Heidi is a tiny JavaScript library that shows or hides content areas according to user interaction on form elements. You only need to use data-attributes in HTML.

See the demo on and check out its source code which is part of this repository.


  1. Embed jQuery (tested with v2, will possibly work with v1).
  2. Embed heidi.js. You can do that in the head or anywhere in the body, as you prefer.
  3. Embed heidi.css which contains a few necessary CSS classes.

Your header might look like this:

    <meta charset="utf-8">
    <title>I contain an interactive form</title>
    <link rel="stylesheet" type="text/css" href="heidi.css"/>
    <script type="text/javascript" src="vendor/jquery2.js"></script>
    <script type="text/javascript" src="heidi.js"></script>

Basic Usage:

  • Set a data-select attribute in a form element. Its value has to be a CSS selector as you use them in jQuery, e.g. data-select="#element" or data-select=".class".
  • All elements which fit to this selector will be hidden onLoad and show up when you enter content, select or check the form element – depending on the type of the form element.
  • Heidi works with <input> (all types), <option>, and <button>.
  • Heidi is tested on all modern browsers and Internet Explorer back to version 9. It possibly will work on even older IEs, but go check yourself if you have to.
  • There is basic support for <textarea> but browsers don't handle onChange events on these elements very well. Heidi does not yet make use of onInput.

Some Advanced Tips:

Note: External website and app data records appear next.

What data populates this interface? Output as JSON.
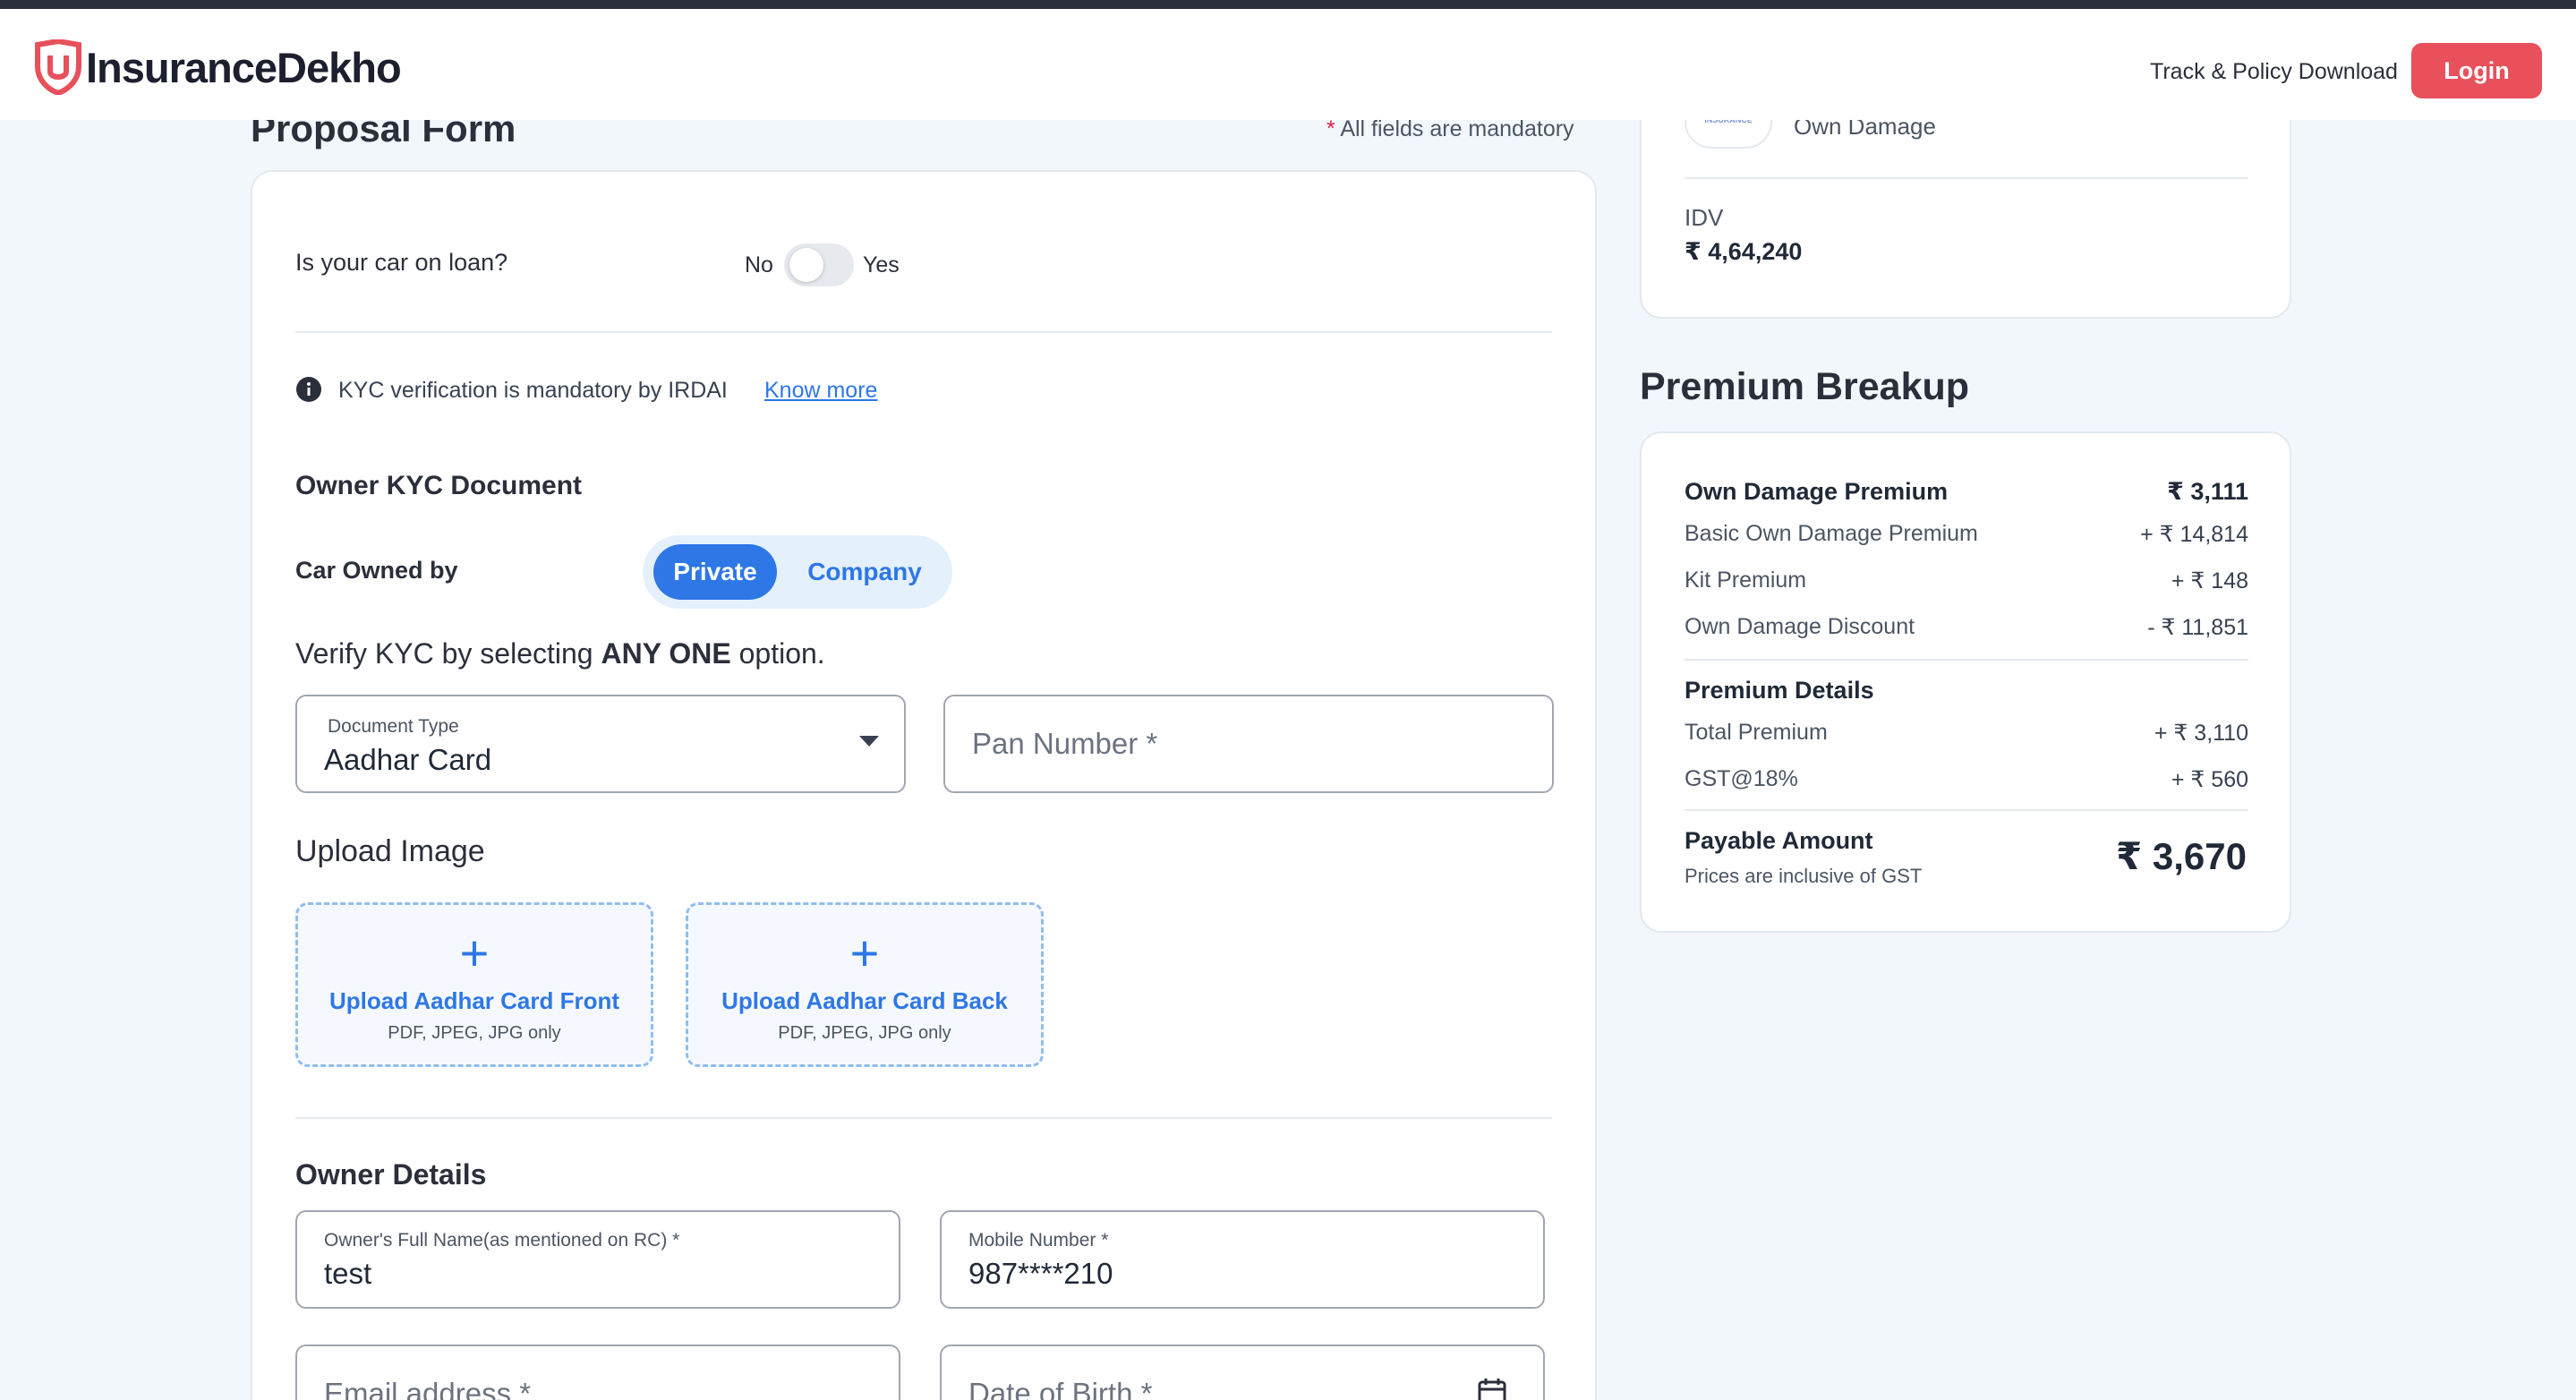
{
  "header": {
    "logo_text": "InsuranceDekho",
    "track_link": "Track & Policy Download",
    "login_label": "Login",
    "brand_color": "#e8505b"
  },
  "form": {
    "title": "Proposal Form",
    "mandatory_star": "*",
    "mandatory_note": "All fields are mandatory",
    "loan_question": "Is your car on loan?",
    "loan_no": "No",
    "loan_yes": "Yes",
    "loan_toggle_on": false,
    "kyc_note": "KYC verification is mandatory by IRDAI",
    "know_more": "Know more",
    "kyc_heading": "Owner KYC Document",
    "owned_by_label": "Car Owned by",
    "owned_by_private": "Private",
    "owned_by_company": "Company",
    "owned_by_selected": "Private",
    "verify_prefix": "Verify KYC by selecting ",
    "verify_bold": "ANY ONE",
    "verify_suffix": " option.",
    "document_type_label": "Document Type",
    "document_type_value": "Aadhar Card",
    "pan_placeholder": "Pan Number *",
    "upload_heading": "Upload Image",
    "upload_front_title": "Upload Aadhar Card Front",
    "upload_back_title": "Upload Aadhar Card Back",
    "upload_hint": "PDF, JPEG, JPG only",
    "owner_heading": "Owner Details",
    "full_name_label": "Owner's Full Name(as mentioned on RC) *",
    "full_name_value": "test",
    "mobile_label": "Mobile Number *",
    "mobile_value": "987****210",
    "email_placeholder": "Email address *",
    "dob_placeholder": "Date of Birth *",
    "accent_color": "#2e77e6"
  },
  "summary": {
    "insurer_logo_text": "INSURANCE",
    "plan_type": "Own Damage",
    "idv_label": "IDV",
    "idv_value": "₹ 4,64,240"
  },
  "premium": {
    "heading": "Premium Breakup",
    "own_damage_premium_label": "Own Damage Premium",
    "own_damage_premium_value": "₹ 3,111",
    "rows": [
      {
        "label": "Basic Own Damage Premium",
        "value": "+ ₹ 14,814"
      },
      {
        "label": "Kit Premium",
        "value": "+ ₹ 148"
      },
      {
        "label": "Own Damage Discount",
        "value": "- ₹ 11,851"
      }
    ],
    "details_heading": "Premium Details",
    "details_rows": [
      {
        "label": "Total Premium",
        "value": "+ ₹ 3,110"
      },
      {
        "label": "GST@18%",
        "value": "+ ₹ 560"
      }
    ],
    "payable_label": "Payable Amount",
    "payable_note": "Prices are inclusive of GST",
    "payable_value": "₹ 3,670"
  }
}
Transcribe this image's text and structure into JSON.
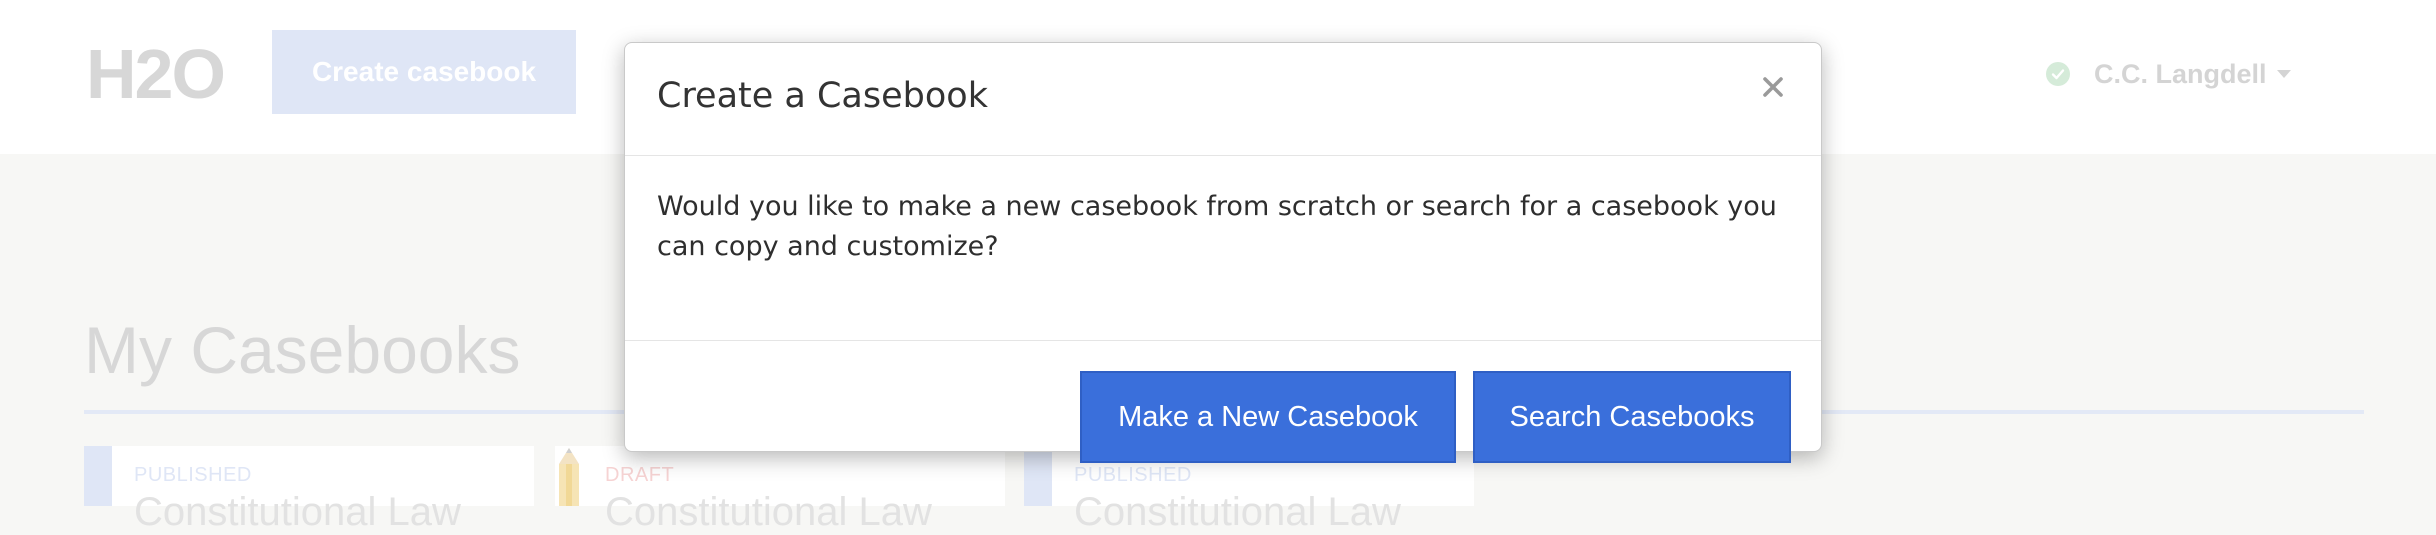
{
  "header": {
    "logo": "H2O",
    "create_button": "Create casebook",
    "user_name": "C.C. Langdell"
  },
  "main": {
    "section_title": "My Casebooks",
    "cards": [
      {
        "status": "PUBLISHED",
        "title": "Constitutional Law"
      },
      {
        "status": "DRAFT",
        "title": "Constitutional Law"
      },
      {
        "status": "PUBLISHED",
        "title": "Constitutional Law"
      }
    ]
  },
  "modal": {
    "title": "Create a Casebook",
    "close_label": "×",
    "body": "Would you like to make a new casebook from scratch or search for a casebook you can copy and customize?",
    "make_new_button": "Make a New Casebook",
    "search_button": "Search Casebooks"
  },
  "colors": {
    "primary": "#3a6fdb",
    "background": "#f7f7f5",
    "status_online": "#5cb85c"
  }
}
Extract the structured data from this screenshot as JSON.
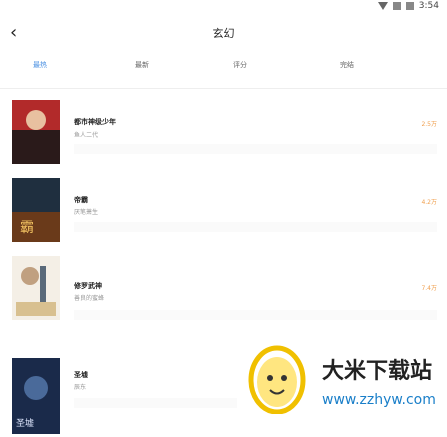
{
  "status_bar": {
    "time": "3:54"
  },
  "header": {
    "title": "玄幻"
  },
  "tabs": [
    {
      "label": "最热"
    },
    {
      "label": "最新"
    },
    {
      "label": "评分"
    },
    {
      "label": "完结"
    }
  ],
  "books": [
    {
      "title": "都市神级少年",
      "author": "鱼人二代",
      "count": "2.5万"
    },
    {
      "title": "帝霸",
      "author": "厌笔萧生",
      "count": "4.2万"
    },
    {
      "title": "修罗武神",
      "author": "善良的蜜蜂",
      "count": "7.4万"
    },
    {
      "title": "圣墟",
      "author": "辰东",
      "count": ""
    }
  ],
  "watermark": {
    "brand": "大米下载站",
    "url": "www.zzhyw.com"
  }
}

  • If you hide other form elements you can decide if you want their contents deleted if they are hidden (default: no). Set the property deleteHiddenFields in the beginning of the script accordingly.
  • You can use complex selectors. <input type="checkbox" data-select=".class, #id"/> will turn on <x id="id"> and all <x class="class">.
  • Negative selectors are possible! <input type="checkbox" data-select="!.class"/> will turn off all
  • If you need more than one condition to be met for an element to show, use different selectors, e.g. #id and el#id.
  • Buttons are different from input and select fields. They are meant to be used as a row of switches turning alternate sections of content on (see demo below). They require a data-value attribute in their root element that states which section is on per default. They can't have multiple selectors.